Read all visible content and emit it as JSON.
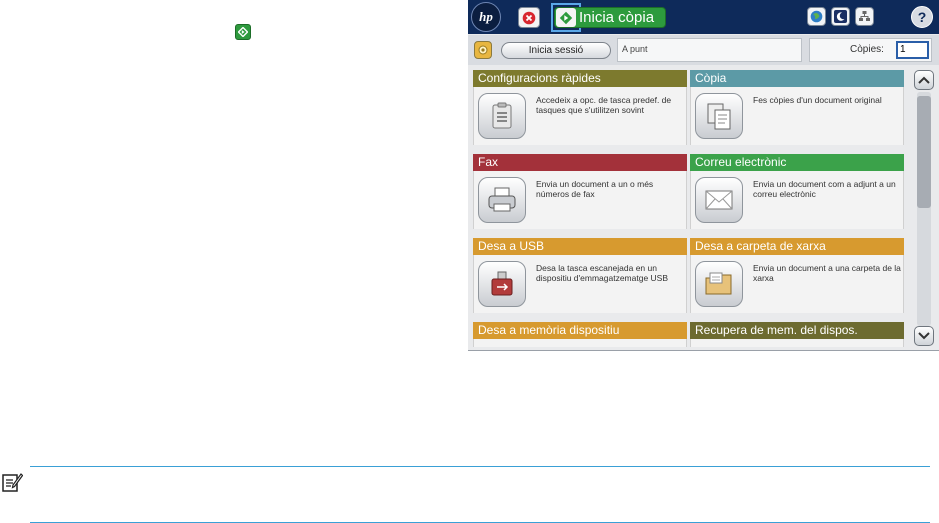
{
  "panel": {
    "logo": "hp",
    "start_label": "Inicia còpia",
    "toolbar_icons": [
      "globe-icon",
      "sleep-icon",
      "network-icon"
    ],
    "help_label": "?",
    "signin_label": "Inicia sessió",
    "status_text": "A punt",
    "copies_label": "Còpies:",
    "copies_value": "1"
  },
  "tiles": [
    {
      "title": "Configuracions ràpides",
      "desc": "Accedeix a opc. de tasca predef. de tasques que s'utilitzen sovint",
      "color": "#7d7a2e",
      "icon": "quick-sets-icon"
    },
    {
      "title": "Còpia",
      "desc": "Fes còpies d'un document original",
      "color": "#5c9aa6",
      "icon": "copy-icon"
    },
    {
      "title": "Fax",
      "desc": "Envia un document a un o més números de fax",
      "color": "#a3313a",
      "icon": "fax-icon"
    },
    {
      "title": "Correu electrònic",
      "desc": "Envia un document com a adjunt a un correu electrònic",
      "color": "#3ba24a",
      "icon": "email-icon"
    },
    {
      "title": "Desa a USB",
      "desc": "Desa la tasca escanejada en un dispositiu d'emmagatzematge USB",
      "color": "#d79a2f",
      "icon": "usb-icon"
    },
    {
      "title": "Desa a carpeta de xarxa",
      "desc": "Envia un document a una carpeta de la xarxa",
      "color": "#d79a2f",
      "icon": "network-folder-icon"
    },
    {
      "title": "Desa a memòria dispositiu",
      "desc": "",
      "color": "#d79a2f",
      "icon": ""
    },
    {
      "title": "Recupera de mem. del dispos.",
      "desc": "",
      "color": "#6d6b30",
      "icon": ""
    }
  ]
}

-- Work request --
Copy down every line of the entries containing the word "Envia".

-- Task response --
      "desc": "Envia un document a un o més números de fax",
      "desc": "Envia un document com a adjunt a un correu electrònic",
      "desc": "Envia un document a una carpeta de la xarxa",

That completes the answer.